Professor Godfred Alufar Bokpin, an Economist and Professor of Finance, has predicted impending doom for Ghana’s financial sector.
Finance Minister Ken Ofori-Atta, last year, announced a debt exchange programme in the 2023 budget.
The debt operation is part of a comprehensive set of measures for reducing the present value of public debt to Gross Domestic Product (GDP) ratio to, at least, 55 per cent in the medium term by offering an effective cap on interest payments on public debt.
Sources indicate that except for Treasury Bills (T-bills), all locally issued bonds and notes of the government will be eligible in the domestic debt exchange
However, the Minister on Sunday, December 4, 2022, said there will be no “haircut” on the principal of bonds and that individuals with government bonds will have their full investments on maturity.
“Treasury Bills are completely exempted, and all holders will be paid the full value of their investments on maturity. There will be no haircut on the principal of bonds. Individual holders of bonds will not be affected,” he said.
He also argued that the domestic debt exchange programme will be a necessary tool to recalibrate the prevailing interest rate regime and return the country’s debt situation to more sustainable levels.
He called on domestic debt holders to voluntarily exchange approximately GH¢ 137billion of the domestic notes and bonds including E.S.L.A. and Daakye bonds for a package of new bonds to be issued by the Treasury.
Reacting to all these measures outlined by the Finance Minister, Professor Godfred A. Bokpin believes the government’s decisions on its debt restructuring will become futile if the authorities don’t actively engage the public and stakeholders in the financial sector to cooperate and restore the economy.
To him, the government is not doing the right thing to improve the financial strength of the economy and cited one of the challenges is that the bond market has collapsed.
“As we speak right now, bonds are not trading. The bond market has practically collapsed”, he maintained and feared some workers may lose their jobs very soon.
“In fact, I am expecting that some financial institutions by now would have started laying off workers because the asset management sub-sector of the economy has practically come to a halt. Brokers are not doing anything now, so they are payroll probably taking salary; there’s no work for them to do because bond trading has practically come to a zero.”

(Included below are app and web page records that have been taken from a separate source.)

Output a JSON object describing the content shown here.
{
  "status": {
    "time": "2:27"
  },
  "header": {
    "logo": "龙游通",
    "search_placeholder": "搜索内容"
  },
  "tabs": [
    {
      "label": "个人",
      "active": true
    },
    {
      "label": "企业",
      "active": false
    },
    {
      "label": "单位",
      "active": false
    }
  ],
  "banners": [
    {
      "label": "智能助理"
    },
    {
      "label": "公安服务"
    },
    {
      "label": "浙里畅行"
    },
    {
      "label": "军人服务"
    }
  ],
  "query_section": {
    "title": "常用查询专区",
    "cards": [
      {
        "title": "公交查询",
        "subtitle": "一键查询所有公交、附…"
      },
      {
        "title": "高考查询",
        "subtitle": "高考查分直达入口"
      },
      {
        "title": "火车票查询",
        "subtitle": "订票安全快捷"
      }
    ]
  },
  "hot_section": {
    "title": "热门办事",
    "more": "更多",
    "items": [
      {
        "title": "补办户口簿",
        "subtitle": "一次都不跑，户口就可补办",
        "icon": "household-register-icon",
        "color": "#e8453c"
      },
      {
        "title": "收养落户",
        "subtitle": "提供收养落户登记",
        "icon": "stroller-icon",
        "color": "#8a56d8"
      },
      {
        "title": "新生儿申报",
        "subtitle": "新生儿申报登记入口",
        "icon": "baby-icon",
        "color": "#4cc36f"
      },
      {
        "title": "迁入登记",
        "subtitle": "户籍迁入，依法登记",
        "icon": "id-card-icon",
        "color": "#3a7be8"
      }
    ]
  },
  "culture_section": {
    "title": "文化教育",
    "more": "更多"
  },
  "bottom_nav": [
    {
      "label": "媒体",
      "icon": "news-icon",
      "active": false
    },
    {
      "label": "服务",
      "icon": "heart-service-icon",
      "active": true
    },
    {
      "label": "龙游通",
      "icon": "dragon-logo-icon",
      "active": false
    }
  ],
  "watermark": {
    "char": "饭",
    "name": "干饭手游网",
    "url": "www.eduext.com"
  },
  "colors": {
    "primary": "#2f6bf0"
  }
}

“How do we rebuild from here?”, he queried.
He appealed to government not to take unilateral decisions on the debt exchange programme.
“…we are saying that whilst government wants to repair its balance sheet. We must do it in such a way that we are able to present the balance sheet of the private sector and households so that, at the end of the day, we are able to come out of this together in a more inclusive and build resilient economic growth.”
“Come to the table! Ghana Government, come to the table!! This economy, if it goes well, it’s for all of us,” he emphasized
Prof. Bokpin made these submissions in an interview with host Nana Yaw Kesseh on Peace FM’s “Kokrokoo” morning show.